Sheltering at home amid emerging golden and russet colors, I realize that we are drifting towards the end of October, even as our clocks fall back, and happening upon November and All Saints’ Day. Our church in San Anselmo remembers all who died this year, as their names are read and a chime sounds.

“For all the saints who from their labors rest,

Who Thee by faith before the world confessed.

Thy name, O Jesus, be forever blest.

Alleluia! Alleluia

O blest communion, fellowship divine!   

We feebly struggle, they in glory shine;

Yet all are one in Thee, for all are Thine.

Alleluia! Alleluia!”

We hold in our hearts all who are no longer with us in person, yet they are not distant or absent. They are with us, keeping us company every moment of our lives. John O’Donohue believes that “In their new, transfigured presence, their compassion, understanding and love take a divine depth, enabling them to become secret angels, guiding and sheltering the unfolding of our destiny.” Even years after losing a loved one from our lives, a scent, a piece of music, an item, will stop us in our tracks, stirring a memory, provoking us to catch our breath, and tangibly reach out. Dietrich Bonhoeffer wrote a powerful passage, about being faithful to the vacancy of loss:  

“Nothing can fill the gap 

When we are away from those we love and it would be

Wrong to find anything

Since leaving the gap unfulfilled preserves the bond between us. 

It is nonsense to say that God fills the gap.

He does not fill it but keeps it empty, so that our communion

With another may be kept alive even at the cost of pain.”

All Saints’ Day in the Christian Church commemorates the saints of the church. Its origin cannot be traced with certainty, as it has been observed on various days in different places. However, references go back to the fourth/seventh centuries and to Pope Gregory 111, who dedicated a chapel in St. Peter’s, Rome, in honor of all saints. Cultures that celebrate the Day of the Dead, do so as a form of joyful reverence. The celebrations acknowledge the importance of death as a part of the unending, unchanging circle of life. In the Philippines, “Undas”, pays respect to the departed. There is evidence that the Aztecs celebrated traditions over three thousand years ago, and they lasted a full month. The Native American holiday reflects their own spiritual beliefs about nature and the ever present closeness of the spirit world. I appreciated learning about this when recently reading Barbara Kingsolver’s “Animal Dreams.” Spaniards visit tombstones to honor the memory of deceased relatives. When Spaniards arrived in Mexico, these ancient customs were combined with Christian beliefs. In rural areas, people made a trail of flower petals from their homes to where they have placed a special altar for the dead. A traditional altar includes seven elements: a picture of the deceased; the person’s favorite food/drink; traditional Bread of the Dead; little skull shaped candies; arrangements of special flowers [marigolds]; candles and incense; colorful tissue paper cut in various designs. After the dead have departed, the food and drink may be shared with neighbors and friends, as they share memories of loved ones. In San Rafael, a string of altars has sprouted up across Downtown, as part of San Rafael’s annual Dia de los Muertos celebration, and will be on display until November 2nd. There are also online festivities. []

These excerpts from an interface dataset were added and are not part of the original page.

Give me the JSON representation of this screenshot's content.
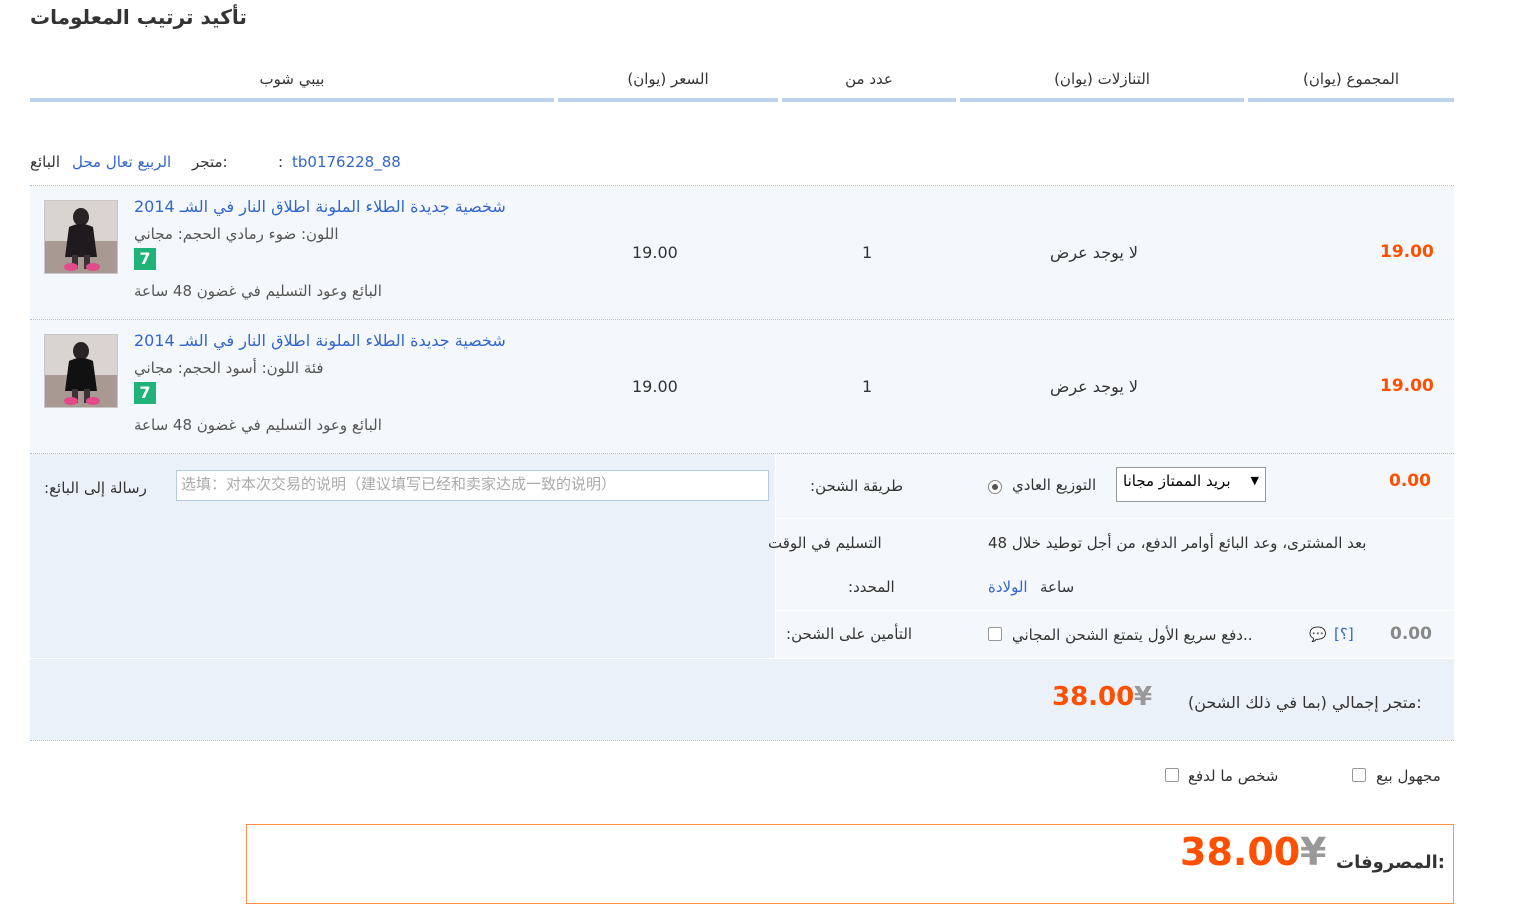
{
  "page_title": "تأكيد ترتيب المعلومات",
  "columns": {
    "total": "(المجموع (يوان",
    "discounts": "(التنازلات (يوان",
    "quantity": "عدد من",
    "price": "(السعر (يوان",
    "product": "بيبي شوب"
  },
  "seller": {
    "store_prefix": "متجر:",
    "store_name": "الربيع تعال محل",
    "seller_label": "البائع",
    "seller_id": "tb0176228_88",
    "colon": ":"
  },
  "items": [
    {
      "title": "شخصية جديدة الطلاء الملونة اطلاق النار في الشـ 2014",
      "attrs": "اللون: ضوء رمادي   الحجم: مجاني",
      "badge": "7",
      "note": "البائع وعود التسليم في غضون 48 ساعة",
      "price": "19.00",
      "quantity": "1",
      "discount": "لا يوجد عرض",
      "total": "19.00"
    },
    {
      "title": "شخصية جديدة الطلاء الملونة اطلاق النار في الشـ 2014",
      "attrs": "فئة اللون: أسود   الحجم: مجاني",
      "badge": "7",
      "note": "البائع وعود التسليم في غضون 48 ساعة",
      "price": "19.00",
      "quantity": "1",
      "discount": "لا يوجد عرض",
      "total": "19.00"
    }
  ],
  "message": {
    "label": ":رسالة إلى البائع",
    "placeholder": "选填：对本次交易的说明（建议填写已经和卖家达成一致的说明）"
  },
  "shipping": {
    "method_label": ":طريقة الشحن",
    "radio_label": "التوزيع العادي",
    "select_value": "بريد الممتاز مجانا",
    "cost": "0.00",
    "ontime_label_1": "التسليم في الوقت",
    "ontime_label_2": ":المحدد",
    "ontime_text_1": "بعد المشترى، وعد البائع أوامر الدفع، من أجل توطيد خلال 48",
    "ontime_text_2_plain": "ساعة",
    "ontime_text_2_link": "الولادة",
    "insurance_label": ":التأمين على الشحن",
    "insurance_text": "دفع سريع الأول يتمتع الشحن المجاني..",
    "insurance_help": "[؟]",
    "insurance_cost": "0.00"
  },
  "store_total": {
    "label": "متجر إجمالي (بما في ذلك الشحن):",
    "currency": "¥",
    "amount": "38.00"
  },
  "options": {
    "anonymous": "مجهول بيع",
    "pay_for_other": "شخص ما لدفع"
  },
  "payment": {
    "label": "المصروفات:",
    "currency": "¥",
    "amount": "38.00"
  },
  "colors": {
    "accent_orange": "#ff5000",
    "link_blue": "#3366cc",
    "header_bar": "#bcd4ea",
    "row_bg": "#f4f8fc",
    "badge_green": "#1fb37a"
  }
}
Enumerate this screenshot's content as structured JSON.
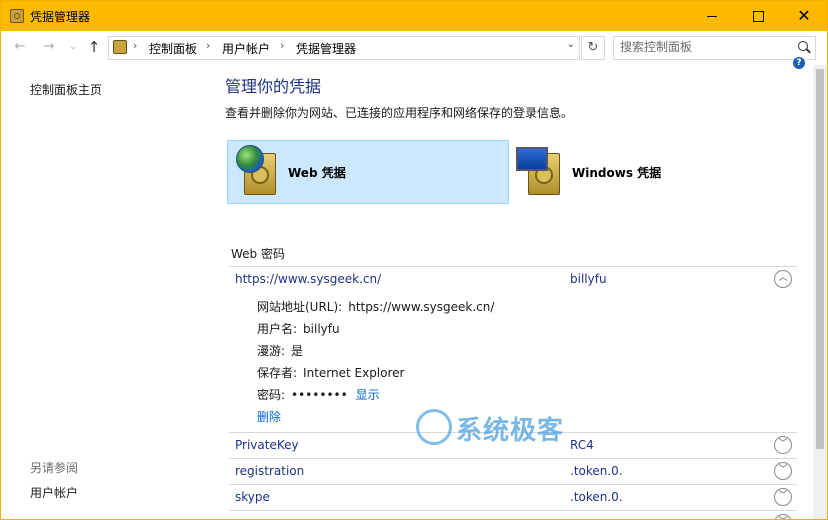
{
  "window": {
    "title": "凭据管理器",
    "accent_color": "#fcb900"
  },
  "address": {
    "crumbs": [
      "控制面板",
      "用户帐户",
      "凭据管理器"
    ],
    "search_placeholder": "搜索控制面板"
  },
  "sidebar": {
    "home": "控制面板主页",
    "see_also": "另请参阅",
    "user_accounts": "用户帐户"
  },
  "main": {
    "heading": "管理你的凭据",
    "description": "查看并删除你为网站、已连接的应用程序和网络保存的登录信息。",
    "tiles": [
      {
        "label": "Web 凭据",
        "icon": "web-credential-icon",
        "selected": true
      },
      {
        "label": "Windows 凭据",
        "icon": "windows-credential-icon",
        "selected": false
      }
    ],
    "section_title": "Web 密码",
    "expanded": {
      "site": "https://www.sysgeek.cn/",
      "user": "billyfu",
      "details": [
        {
          "key": "网站地址(URL):",
          "value": "https://www.sysgeek.cn/"
        },
        {
          "key": "用户名:",
          "value": "billyfu"
        },
        {
          "key": "漫游:",
          "value": "是"
        },
        {
          "key": "保存者:",
          "value": "Internet Explorer"
        },
        {
          "key": "密码:",
          "value": "••••••••"
        }
      ],
      "show_label": "显示",
      "delete_label": "删除"
    },
    "rows": [
      {
        "site": "PrivateKey",
        "user": "RC4"
      },
      {
        "site": "registration",
        "user": ".token.0."
      },
      {
        "site": "skype",
        "user": ".token.0."
      }
    ]
  },
  "watermark": {
    "text": "系统极客"
  }
}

Growing up in Northern Ireland, I was aware of my family’s respect for dead relatives. Apparently my Dad was taken to Carnmoney Cemetery each Sunday as a boy, to pay respects at family gravesides. My Mum assiduously visited grave yards, particularly on anniversaries and holidays. Once I could drive, armed with flowers, I ferried her. Most of our time was spent in Roselawn Cemetery in the Castlereagh Hills above